● **YOUR OBJECTIVE**: Only lines holding the word "credit" should be copied from the material.

● **PROVIDED ENTRIES**:
......
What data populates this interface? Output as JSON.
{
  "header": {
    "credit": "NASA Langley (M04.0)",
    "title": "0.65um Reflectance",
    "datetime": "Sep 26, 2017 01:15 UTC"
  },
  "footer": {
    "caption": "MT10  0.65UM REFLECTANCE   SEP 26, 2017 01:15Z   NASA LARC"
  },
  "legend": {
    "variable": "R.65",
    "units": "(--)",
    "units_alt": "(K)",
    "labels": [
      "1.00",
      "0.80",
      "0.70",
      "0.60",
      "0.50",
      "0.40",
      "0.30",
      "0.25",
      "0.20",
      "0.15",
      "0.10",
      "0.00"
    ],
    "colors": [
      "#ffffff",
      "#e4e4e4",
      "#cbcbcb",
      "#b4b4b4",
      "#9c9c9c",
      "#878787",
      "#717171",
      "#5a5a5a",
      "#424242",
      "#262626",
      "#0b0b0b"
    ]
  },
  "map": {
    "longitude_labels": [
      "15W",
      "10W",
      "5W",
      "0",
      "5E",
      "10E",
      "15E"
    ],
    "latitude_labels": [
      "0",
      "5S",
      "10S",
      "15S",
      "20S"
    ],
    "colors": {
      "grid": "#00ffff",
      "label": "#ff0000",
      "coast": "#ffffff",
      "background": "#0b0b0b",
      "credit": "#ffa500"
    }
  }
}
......
● **SOLVED EXERCISE**:
    "credit": "NASA Langley (M04.0)",
      "credit": "#ffa500"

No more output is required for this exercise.